The sub-issue that this pit-fall presents is that, as Sex and the City was such a phenomeonon, people have A LOT of opinions on the characters. Even today, friend groups that weren't even alive in the 90s are allocating who is the Carrie, Charlotte, Miranda, and Samantha of the group. In order for the show to continue, the characters need to grow and change. If the characters stray too far from where people originally held them to their hearts, the result will be (admittedly ridiculous) anger. The new challenges and characterizations may be brilliant, but if they wander too far from the basis of the fandom, it will all fall apart. Now, if these characters were in a NEW show facing NEW challenges, this anger is not even a problem.
On that note...
PITFALL #3: THE FANS
What a producer might assume is their greatest strength is, in actuality, their greatest weakness.
It makes sense. If The Office made a return, every Office fan in the world would come flocking back to the show. If New Girl made a return, apartment 4D stans everywhere would be excited to see their favorite characters return. I recognize I have used the word "return" five MILLION times. That is very intentional.
Nine times out of ten, when fans say they want more of a show, they want more of the SAME show. They want to see the characters they know, running through their same antics, dealing with similar wacky scenarios. The fans want more of the same because they miss it. While a reboot may sound like what people want, what fans really want is more of the same.

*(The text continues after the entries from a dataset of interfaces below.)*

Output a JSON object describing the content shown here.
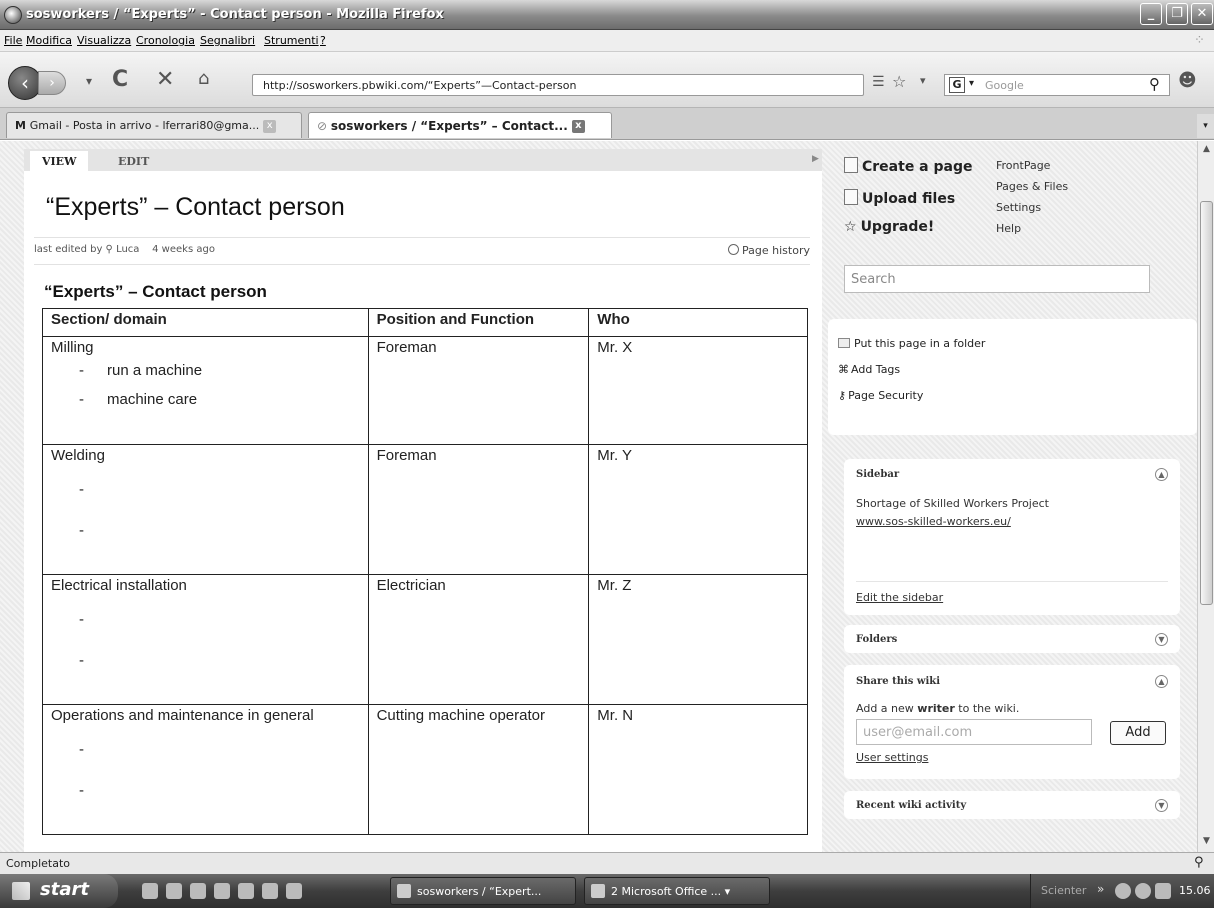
{
  "window": {
    "title": "sosworkers / “Experts” - Contact person - Mozilla Firefox"
  },
  "menu": [
    "File",
    "Modifica",
    "Visualizza",
    "Cronologia",
    "Segnalibri",
    "Strumenti",
    "?"
  ],
  "navbar": {
    "url": "http://sosworkers.pbwiki.com/“Experts”—Contact-person",
    "search_placeholder": "Google",
    "search_engine_icon": "G"
  },
  "tabs": [
    {
      "label": "Gmail - Posta in arrivo - lferrari80@gma...",
      "active": false
    },
    {
      "label": "sosworkers / “Experts” – Contact...",
      "active": true
    }
  ],
  "page": {
    "view_tab": "VIEW",
    "edit_tab": "EDIT",
    "title": "“Experts” – Contact person",
    "meta_prefix": "last edited by",
    "meta_user": "Luca",
    "meta_time": "4 weeks ago",
    "page_history": "Page history",
    "subtitle": "“Experts” – Contact person",
    "table": {
      "headers": [
        "Section/ domain",
        "Position and Function",
        "Who"
      ],
      "rows": [
        {
          "section": "Milling",
          "items": [
            "run a machine",
            "machine care"
          ],
          "position": "Foreman",
          "who": "Mr. X"
        },
        {
          "section": "Welding",
          "items": [
            "",
            ""
          ],
          "position": "Foreman",
          "who": "Mr. Y"
        },
        {
          "section": "Electrical installation",
          "items": [
            "",
            ""
          ],
          "position": "Electrician",
          "who": "Mr. Z"
        },
        {
          "section": "Operations and maintenance in general",
          "items": [
            "",
            ""
          ],
          "position": "Cutting machine operator",
          "who": "Mr. N"
        }
      ]
    }
  },
  "sidebar_panel": {
    "actions": {
      "create": "Create a page",
      "upload": "Upload files",
      "upgrade": "Upgrade!"
    },
    "links": {
      "frontpage": "FrontPage",
      "pages_files": "Pages & Files",
      "settings": "Settings",
      "help": "Help"
    },
    "search_placeholder": "Search",
    "page_tools": {
      "folder": "Put this page in a folder",
      "tags": "Add Tags",
      "security": "Page Security"
    },
    "sidebar_widget": {
      "title": "Sidebar",
      "line1": "Shortage of Skilled Workers Project",
      "link": "www.sos-skilled-workers.eu/",
      "edit": "Edit the sidebar"
    },
    "folders_title": "Folders",
    "share": {
      "title": "Share this wiki",
      "text_prefix": "Add a new",
      "text_bold": "writer",
      "text_suffix": "to the wiki.",
      "email_placeholder": "user@email.com",
      "add_button": "Add",
      "user_settings": "User settings"
    },
    "recent_title": "Recent wiki activity"
  },
  "status": "Completato",
  "taskbar": {
    "start": "start",
    "tasks": [
      {
        "label": "sosworkers / “Expert..."
      },
      {
        "label": "2 Microsoft Office ..."
      }
    ],
    "tray_label": "Scienter",
    "clock": "15.06"
  }
}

Every time a writer makes a (fully-entitled-to-literally-their-job) choice, an OG fan is angry. With Rumor Boy you hear cries of "Why isn't Gossip Girl calling them 'Upper East Siders'" With And Just Like That... there are lamentations of, "Why isn't Carrie narrating?" Any creative choice made outside of the guidelines of what the original show was like will cause an unquestionable uproar from the-marketable-reason-you-made-this-show fan base. The way to get the best of both worlds? MAKE. A. NEW. SHOW.
Sex and the City fans would FLOCK to a show that was, "like Sex and the City but older with more drama." High schoolers today would find their home with a, "show like Gossip Girl but for the modern day teen." A viewer can far more easily get over the striking similarity between a new show and their favorite show than what they feel may be a twisted future for something they felt was perfect. In fact, they may even PRAISE the new but similar show, but creating a new show under the at-least-we-can-count-on-the-old-fans-if-we-link-it-to-their-favorite-show ideology is flawed. In fact, you are more likely to get true fans boycotting the new show than you will have them loving it.
I'm really not bashing these rebooted shows. At all. If anything, I'm fighting to give them a fair chance! I'm simply stating that I think both And Just Like That... and Rumor Boy and most (not all, but most) other reboots would stand a more fighting chance if they were created as entirely new shows OR EVEN as a spin-off. Spin-offs are fun and don't hold the same pressures as a reboot. Overall, good luck 2022. We wish you well (heed our warning!)